Not All Agree FDA Has Jurisdiction
The FDA claims to have jurisdiction over human cloning based on the Public Health Service Act and the Food, Drug and Cosmetic Act. However, some legal observers have raised questions about whether the FDA's authority would be upheld by the courts, Greenwood said.
"We support the FDA and want to assist the FDA in brining its considerable skills to overseeing this matter," said Rep. Billy Tauzin (R-La.), chairman of the House Committee on Energy and Commerce. "However, FDA's jurisdictional claim may suffer from being a square peg in a round hole. FDA says it can regulate human cloning because the agency has interpreted old federal laws to cover new cloning activities. The FDA argues these old federal laws regulating new drugs cover a human cell or a human fetus. I frankly do not find it obvious that a human fetus is a drug."
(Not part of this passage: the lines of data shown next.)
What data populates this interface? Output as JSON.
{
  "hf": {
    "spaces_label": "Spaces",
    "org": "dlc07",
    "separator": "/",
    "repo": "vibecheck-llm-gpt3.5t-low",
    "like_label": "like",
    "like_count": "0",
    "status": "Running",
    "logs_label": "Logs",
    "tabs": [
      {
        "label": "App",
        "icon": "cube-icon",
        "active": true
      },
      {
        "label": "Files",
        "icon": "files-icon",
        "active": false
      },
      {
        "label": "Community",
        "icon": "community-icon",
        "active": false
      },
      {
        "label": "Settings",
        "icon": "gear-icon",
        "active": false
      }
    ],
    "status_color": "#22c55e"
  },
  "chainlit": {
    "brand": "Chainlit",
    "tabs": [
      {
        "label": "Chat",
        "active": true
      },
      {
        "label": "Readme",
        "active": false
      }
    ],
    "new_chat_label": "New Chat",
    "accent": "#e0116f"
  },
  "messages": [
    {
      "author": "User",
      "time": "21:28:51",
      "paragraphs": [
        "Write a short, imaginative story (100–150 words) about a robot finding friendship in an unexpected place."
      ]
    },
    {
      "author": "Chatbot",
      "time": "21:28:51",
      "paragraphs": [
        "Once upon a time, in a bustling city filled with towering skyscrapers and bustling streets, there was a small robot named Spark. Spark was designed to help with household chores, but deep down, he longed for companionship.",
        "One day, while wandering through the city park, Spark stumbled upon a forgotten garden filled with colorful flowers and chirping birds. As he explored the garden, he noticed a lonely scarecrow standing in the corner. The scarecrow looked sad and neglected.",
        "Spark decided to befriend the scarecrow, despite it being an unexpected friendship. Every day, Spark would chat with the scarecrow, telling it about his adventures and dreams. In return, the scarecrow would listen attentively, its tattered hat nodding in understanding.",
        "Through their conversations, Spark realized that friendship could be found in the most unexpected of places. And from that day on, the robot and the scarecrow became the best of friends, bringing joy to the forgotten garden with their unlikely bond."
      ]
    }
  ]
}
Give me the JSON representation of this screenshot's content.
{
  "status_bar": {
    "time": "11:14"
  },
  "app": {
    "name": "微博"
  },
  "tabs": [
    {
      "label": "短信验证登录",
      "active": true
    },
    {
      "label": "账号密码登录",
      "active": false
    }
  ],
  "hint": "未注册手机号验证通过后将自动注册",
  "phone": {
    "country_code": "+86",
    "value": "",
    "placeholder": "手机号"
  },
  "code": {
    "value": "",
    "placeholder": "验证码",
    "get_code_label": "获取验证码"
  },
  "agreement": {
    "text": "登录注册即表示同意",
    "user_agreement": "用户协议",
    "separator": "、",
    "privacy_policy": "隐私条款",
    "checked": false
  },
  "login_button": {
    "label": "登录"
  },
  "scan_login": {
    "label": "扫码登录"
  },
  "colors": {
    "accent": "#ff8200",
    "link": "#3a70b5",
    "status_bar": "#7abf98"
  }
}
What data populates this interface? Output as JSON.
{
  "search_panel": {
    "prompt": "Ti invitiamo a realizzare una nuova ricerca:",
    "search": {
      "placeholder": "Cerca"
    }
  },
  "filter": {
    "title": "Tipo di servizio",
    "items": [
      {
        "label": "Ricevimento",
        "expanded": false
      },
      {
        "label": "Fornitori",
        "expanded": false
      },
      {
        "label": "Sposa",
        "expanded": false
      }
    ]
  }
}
Regardless of who regulates human cloning, some organizations such as BIO think someone needs to step in.
"BIO opposes human reproductive cloning," Okarma said. "It is simply too dangerous technically and raises far too many ethical and social questions. That's why BIO wrote President Bush last month and urged him to extend the voluntary moratorium on human reproductive cloning, which was instituted in 1997."
In the letter to Bush, BIO President Carl Feldbaum said, "We support cloning of specific human cells, genes and other tissues that do not and cannot lead to a cloned human being. These techniques are integral to the production of breakthrough medicines, diagnostics and vaccines to treat heart attacks, various cancers, Alzheimer's, diabetes, hepatitis and other diseases. This type of cloning could also produce replacement skin, cartilage and bone tissue for burn and accident victims, and result in ways to regenerate retinal and spinal cord tissue."
The letter further states that BIO was among the first to support a moratorium on cloning human beings because that specific cloning technology is viewed by the organization as unsafe and because the prospect of cloning humans raises profound moral, religious and bioethical concerns.
"It would be extremely dangerous to attempt human reproductive cloning," Okarma said. "In fact, in most animals, reproductive cloning has no better than a 3 [percent] to 5 percent success rate - that is, very few of the cloned animal embryos implanted in a surrogate mother animal survive. The others die in utero, sometimes at very late stages of pregnancy, or die at birth."
He also said some scientists have been attempting to clone many other species for the past 15 years without success. "We cannot extrapolate the data from the handful of species in which reproductive cloning is now possible to humans," he said. "This underlines that this would be an extremely dangerous procedure. It is simply unacceptable to subject humans to those risks."
Cloning Is Imminent, Safeguards Are Not
But not everyone agrees.
Two fertility experts, Panos Zavos of the Andrology Institute of America in Lexington, Ky., and Severino Antinori, a fertility doctor in Rome, say they want to clone humans to help infertile couples.
In his testimony Wednesday, Zavos said, "Human cloning is around the corner and more accurately, as I stated over and over, when it comes to human cloning - the genie is out of the bottle. The technology for cloning a human being exits and it almost exists in every in vitro fertilization high-tech laboratory across the world."
Zavos said the questions that members of Congress should be asking are, Who should develop this technology and what quality controls will be necessary in order to make the technology safe?
Another cloning supporter, Rael, is founder of the religious organization, the Raelian Movement, which believes that life on earth was created scientifically in laboratories by extraterrestrials whose name, ELOHIM, is found in the Hebrew Bible and was mistranslated to the word "God." Members of the Raelian Movement claim Jesus' resurrection was a cloning performed by the ELOHIM.
Rael's company, CLONAID, has an operational laboratory in the U.S. and four scientists currently working at cloning the first America baby. n